Star Trek: Discovery says goodbye to one of its newest characters in today's new season three episode, "There Is a Tide…" SPOILERS for the episode follow. Earlier this season, Star Trek: Discovery introduced viewers to the Emerald Chain, a syndicate formed through an alliance between Andorian and Orions, with Osyraa leading the group. The Emerald Chain has been a constant thorn in the side of Starfleet in the 32nd century. When Michael Burnham and Phillipa Georgiou rescued Book from an Emerald Chain work camp, they also picked up another prisoner name Ryn, an Andorian with valuable information about Emerald Chain.
Ryn eventually reveals to Ensign Tilly that the Emerald Cain is running out of dilithium. That desperation became evident in last week's episode, "Su'kal," when Osyraa personally led a mission to capture the USS Discovery and its unique spore drive.
In this week's episode, Osyraa takes the Discovery back to the United Federation of Planets headquarters to force an alliance between the Federation and the Chain. When things don't go as she planned, she returns to Discovery in a foul mood. She ends up taking it out on Ryn. When the Andorian defies Osyraa and refuses to work for her again, Osyraa kills him without warning.
Noah Averbach-Katz played Ryn. The Andorian's death brings a close to the redemptive arc that Averbach-Katz told ComicBook.com about during an interview earlier this month.
"I think that Ryn's story is a redemption arc, which I think are so prevalent in Star Trek," Averbach-Katz said. "I think Star Trek does redemption arcs so well because so often they're either complicated or they're tragic, or they're incomplete, which is very much true to life.
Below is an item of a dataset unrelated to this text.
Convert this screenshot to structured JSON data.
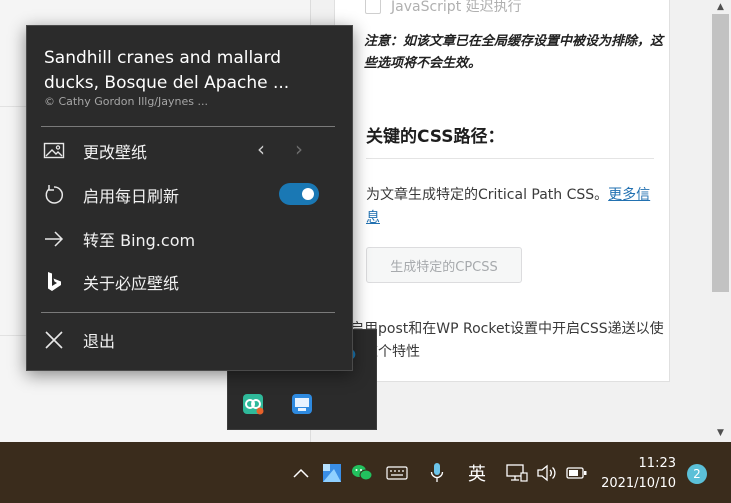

"Often in Star Trek, the redemption arcs don't end with the person getting everything that they want, or saving everyone, or doing everything perfect all of a sudden. A lot of the time, those redemption arcs end with some sort of tragedy, or with a failure, or that things aren't perfect, but they can be better. And I think that sort of taps into the larger Star Trek ethos, which is trying your best to do your best, even if it fails, and that the trying, the attempt to do better, to continue the attempt to be better, whatever that might mean to every individual person, is as important as the end result of how it turns out."